(INFORMATION SUPPLIED)

>>>>

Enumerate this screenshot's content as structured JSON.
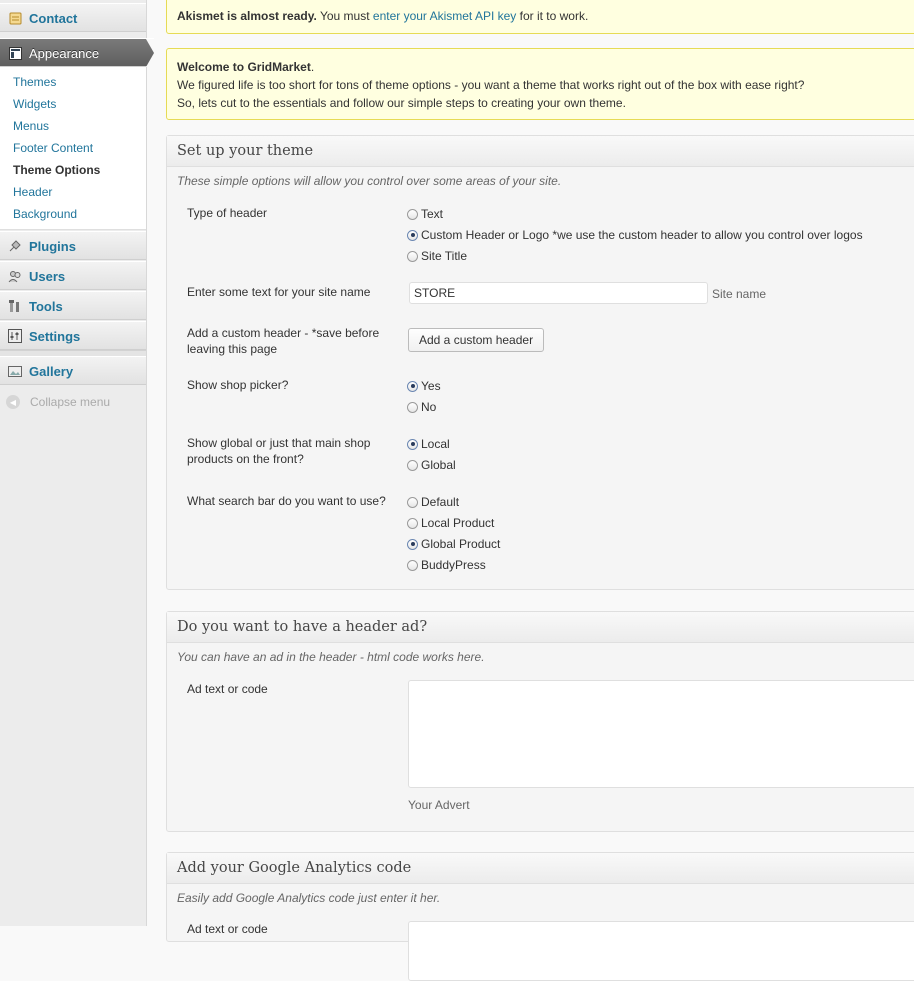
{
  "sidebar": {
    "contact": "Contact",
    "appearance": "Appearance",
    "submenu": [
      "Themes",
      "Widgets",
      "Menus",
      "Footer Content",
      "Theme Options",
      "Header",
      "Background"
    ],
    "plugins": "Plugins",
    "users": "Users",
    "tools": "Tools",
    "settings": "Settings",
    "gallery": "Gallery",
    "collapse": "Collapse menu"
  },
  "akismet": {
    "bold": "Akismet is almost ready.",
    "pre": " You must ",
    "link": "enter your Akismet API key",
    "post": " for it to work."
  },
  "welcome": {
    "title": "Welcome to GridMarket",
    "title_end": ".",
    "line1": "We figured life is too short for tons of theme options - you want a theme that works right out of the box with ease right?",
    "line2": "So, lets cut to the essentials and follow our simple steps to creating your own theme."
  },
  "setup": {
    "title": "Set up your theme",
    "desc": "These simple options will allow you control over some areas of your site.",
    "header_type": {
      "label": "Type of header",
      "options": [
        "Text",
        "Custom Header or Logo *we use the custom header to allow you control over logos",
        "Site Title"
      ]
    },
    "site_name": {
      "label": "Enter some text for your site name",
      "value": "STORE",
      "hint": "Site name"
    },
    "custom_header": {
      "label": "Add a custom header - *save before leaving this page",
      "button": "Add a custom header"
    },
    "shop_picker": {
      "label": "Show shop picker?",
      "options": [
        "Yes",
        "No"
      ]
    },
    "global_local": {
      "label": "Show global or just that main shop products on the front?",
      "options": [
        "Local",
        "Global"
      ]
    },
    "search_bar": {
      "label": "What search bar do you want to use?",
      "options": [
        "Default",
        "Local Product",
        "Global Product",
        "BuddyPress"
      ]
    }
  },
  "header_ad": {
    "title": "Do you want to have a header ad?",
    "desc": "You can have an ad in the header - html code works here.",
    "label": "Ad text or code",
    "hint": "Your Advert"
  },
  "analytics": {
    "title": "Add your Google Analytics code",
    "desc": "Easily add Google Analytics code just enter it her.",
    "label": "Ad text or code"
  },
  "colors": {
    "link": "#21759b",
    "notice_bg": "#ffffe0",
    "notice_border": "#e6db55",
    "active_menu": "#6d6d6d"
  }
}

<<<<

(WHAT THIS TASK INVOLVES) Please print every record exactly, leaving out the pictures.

(SOLUTION TO THIS PROBLEM)
Enumerate this screenshot's content as structured JSON.
{
  "sidebar": {
    "contact": "Contact",
    "appearance": "Appearance",
    "submenu": [
      "Themes",
      "Widgets",
      "Menus",
      "Footer Content",
      "Theme Options",
      "Header",
      "Background"
    ],
    "plugins": "Plugins",
    "users": "Users",
    "tools": "Tools",
    "settings": "Settings",
    "gallery": "Gallery",
    "collapse": "Collapse menu"
  },
  "akismet": {
    "bold": "Akismet is almost ready.",
    "pre": " You must ",
    "link": "enter your Akismet API key",
    "post": " for it to work."
  },
  "welcome": {
    "title": "Welcome to GridMarket",
    "title_end": ".",
    "line1": "We figured life is too short for tons of theme options - you want a theme that works right out of the box with ease right?",
    "line2": "So, lets cut to the essentials and follow our simple steps to creating your own theme."
  },
  "setup": {
    "title": "Set up your theme",
    "desc": "These simple options will allow you control over some areas of your site.",
    "header_type": {
      "label": "Type of header",
      "options": [
        "Text",
        "Custom Header or Logo *we use the custom header to allow you control over logos",
        "Site Title"
      ]
    },
    "site_name": {
      "label": "Enter some text for your site name",
      "value": "STORE",
      "hint": "Site name"
    },
    "custom_header": {
      "label": "Add a custom header - *save before leaving this page",
      "button": "Add a custom header"
    },
    "shop_picker": {
      "label": "Show shop picker?",
      "options": [
        "Yes",
        "No"
      ]
    },
    "global_local": {
      "label": "Show global or just that main shop products on the front?",
      "options": [
        "Local",
        "Global"
      ]
    },
    "search_bar": {
      "label": "What search bar do you want to use?",
      "options": [
        "Default",
        "Local Product",
        "Global Product",
        "BuddyPress"
      ]
    }
  },
  "header_ad": {
    "title": "Do you want to have a header ad?",
    "desc": "You can have an ad in the header - html code works here.",
    "label": "Ad text or code",
    "hint": "Your Advert"
  },
  "analytics": {
    "title": "Add your Google Analytics code",
    "desc": "Easily add Google Analytics code just enter it her.",
    "label": "Ad text or code"
  },
  "colors": {
    "link": "#21759b",
    "notice_bg": "#ffffe0",
    "notice_border": "#e6db55",
    "active_menu": "#6d6d6d"
  }
}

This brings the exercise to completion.